**WHAT YOU ARE ASKED TO DO:** Reproduce all entries precisely, down to the last character.

(DATA FOR ANALYSIS Opens)

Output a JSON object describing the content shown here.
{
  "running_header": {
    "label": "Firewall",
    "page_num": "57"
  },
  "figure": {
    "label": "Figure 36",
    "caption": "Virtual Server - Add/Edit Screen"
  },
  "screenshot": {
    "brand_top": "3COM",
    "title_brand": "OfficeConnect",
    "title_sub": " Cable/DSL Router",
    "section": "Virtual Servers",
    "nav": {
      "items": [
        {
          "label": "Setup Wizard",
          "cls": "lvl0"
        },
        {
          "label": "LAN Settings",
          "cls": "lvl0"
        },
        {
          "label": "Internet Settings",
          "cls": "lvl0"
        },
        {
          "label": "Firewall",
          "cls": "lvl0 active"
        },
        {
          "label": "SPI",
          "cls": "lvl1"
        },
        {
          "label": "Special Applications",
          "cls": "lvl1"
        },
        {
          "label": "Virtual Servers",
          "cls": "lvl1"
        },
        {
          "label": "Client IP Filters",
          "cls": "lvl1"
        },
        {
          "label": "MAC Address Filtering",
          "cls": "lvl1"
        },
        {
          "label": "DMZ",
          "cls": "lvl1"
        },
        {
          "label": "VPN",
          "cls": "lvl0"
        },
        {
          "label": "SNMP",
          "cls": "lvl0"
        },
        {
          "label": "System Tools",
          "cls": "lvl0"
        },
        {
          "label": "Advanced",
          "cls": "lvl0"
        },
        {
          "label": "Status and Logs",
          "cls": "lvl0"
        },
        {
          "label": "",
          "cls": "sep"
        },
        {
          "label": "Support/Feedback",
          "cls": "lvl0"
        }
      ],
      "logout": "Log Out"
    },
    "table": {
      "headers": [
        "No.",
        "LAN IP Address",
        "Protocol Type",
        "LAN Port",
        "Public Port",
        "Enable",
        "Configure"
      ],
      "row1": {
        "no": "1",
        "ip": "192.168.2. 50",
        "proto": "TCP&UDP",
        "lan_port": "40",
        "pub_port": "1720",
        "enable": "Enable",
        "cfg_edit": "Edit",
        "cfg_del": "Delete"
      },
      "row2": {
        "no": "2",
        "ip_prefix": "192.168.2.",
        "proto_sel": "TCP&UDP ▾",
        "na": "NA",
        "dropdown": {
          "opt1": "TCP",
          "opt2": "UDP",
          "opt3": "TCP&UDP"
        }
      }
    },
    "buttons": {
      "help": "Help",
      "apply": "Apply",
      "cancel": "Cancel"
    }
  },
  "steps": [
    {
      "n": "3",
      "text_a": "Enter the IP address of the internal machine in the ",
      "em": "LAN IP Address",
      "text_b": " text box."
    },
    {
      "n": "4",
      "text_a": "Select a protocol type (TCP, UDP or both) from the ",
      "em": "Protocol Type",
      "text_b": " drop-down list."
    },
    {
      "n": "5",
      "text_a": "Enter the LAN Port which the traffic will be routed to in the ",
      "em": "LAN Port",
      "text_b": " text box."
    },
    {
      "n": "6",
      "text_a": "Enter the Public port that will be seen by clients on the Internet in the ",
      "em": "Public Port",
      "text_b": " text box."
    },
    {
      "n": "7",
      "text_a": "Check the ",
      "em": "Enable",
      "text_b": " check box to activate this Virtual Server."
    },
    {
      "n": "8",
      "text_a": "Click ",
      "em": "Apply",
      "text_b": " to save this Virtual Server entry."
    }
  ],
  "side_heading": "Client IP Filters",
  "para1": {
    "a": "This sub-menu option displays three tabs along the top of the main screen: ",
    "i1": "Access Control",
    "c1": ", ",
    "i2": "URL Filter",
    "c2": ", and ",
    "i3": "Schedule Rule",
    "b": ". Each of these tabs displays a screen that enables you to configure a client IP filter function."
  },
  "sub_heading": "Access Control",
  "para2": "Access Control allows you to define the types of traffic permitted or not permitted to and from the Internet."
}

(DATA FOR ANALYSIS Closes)

**RESULT FOR THIS EXERCISE:**
Output a JSON object describing the content shown here.
{
  "running_header": {
    "label": "Firewall",
    "page_num": "57"
  },
  "figure": {
    "label": "Figure 36",
    "caption": "Virtual Server - Add/Edit Screen"
  },
  "screenshot": {
    "brand_top": "3COM",
    "title_brand": "OfficeConnect",
    "title_sub": " Cable/DSL Router",
    "section": "Virtual Servers",
    "nav": {
      "items": [
        {
          "label": "Setup Wizard",
          "cls": "lvl0"
        },
        {
          "label": "LAN Settings",
          "cls": "lvl0"
        },
        {
          "label": "Internet Settings",
          "cls": "lvl0"
        },
        {
          "label": "Firewall",
          "cls": "lvl0 active"
        },
        {
          "label": "SPI",
          "cls": "lvl1"
        },
        {
          "label": "Special Applications",
          "cls": "lvl1"
        },
        {
          "label": "Virtual Servers",
          "cls": "lvl1"
        },
        {
          "label": "Client IP Filters",
          "cls": "lvl1"
        },
        {
          "label": "MAC Address Filtering",
          "cls": "lvl1"
        },
        {
          "label": "DMZ",
          "cls": "lvl1"
        },
        {
          "label": "VPN",
          "cls": "lvl0"
        },
        {
          "label": "SNMP",
          "cls": "lvl0"
        },
        {
          "label": "System Tools",
          "cls": "lvl0"
        },
        {
          "label": "Advanced",
          "cls": "lvl0"
        },
        {
          "label": "Status and Logs",
          "cls": "lvl0"
        },
        {
          "label": "",
          "cls": "sep"
        },
        {
          "label": "Support/Feedback",
          "cls": "lvl0"
        }
      ],
      "logout": "Log Out"
    },
    "table": {
      "headers": [
        "No.",
        "LAN IP Address",
        "Protocol Type",
        "LAN Port",
        "Public Port",
        "Enable",
        "Configure"
      ],
      "row1": {
        "no": "1",
        "ip": "192.168.2. 50",
        "proto": "TCP&UDP",
        "lan_port": "40",
        "pub_port": "1720",
        "enable": "Enable",
        "cfg_edit": "Edit",
        "cfg_del": "Delete"
      },
      "row2": {
        "no": "2",
        "ip_prefix": "192.168.2.",
        "proto_sel": "TCP&UDP ▾",
        "na": "NA",
        "dropdown": {
          "opt1": "TCP",
          "opt2": "UDP",
          "opt3": "TCP&UDP"
        }
      }
    },
    "buttons": {
      "help": "Help",
      "apply": "Apply",
      "cancel": "Cancel"
    }
  },
  "steps": [
    {
      "n": "3",
      "text_a": "Enter the IP address of the internal machine in the ",
      "em": "LAN IP Address",
      "text_b": " text box."
    },
    {
      "n": "4",
      "text_a": "Select a protocol type (TCP, UDP or both) from the ",
      "em": "Protocol Type",
      "text_b": " drop-down list."
    },
    {
      "n": "5",
      "text_a": "Enter the LAN Port which the traffic will be routed to in the ",
      "em": "LAN Port",
      "text_b": " text box."
    },
    {
      "n": "6",
      "text_a": "Enter the Public port that will be seen by clients on the Internet in the ",
      "em": "Public Port",
      "text_b": " text box."
    },
    {
      "n": "7",
      "text_a": "Check the ",
      "em": "Enable",
      "text_b": " check box to activate this Virtual Server."
    },
    {
      "n": "8",
      "text_a": "Click ",
      "em": "Apply",
      "text_b": " to save this Virtual Server entry."
    }
  ],
  "side_heading": "Client IP Filters",
  "para1": {
    "a": "This sub-menu option displays three tabs along the top of the main screen: ",
    "i1": "Access Control",
    "c1": ", ",
    "i2": "URL Filter",
    "c2": ", and ",
    "i3": "Schedule Rule",
    "b": ". Each of these tabs displays a screen that enables you to configure a client IP filter function."
  },
  "sub_heading": "Access Control",
  "para2": "Access Control allows you to define the types of traffic permitted or not permitted to and from the Internet."
}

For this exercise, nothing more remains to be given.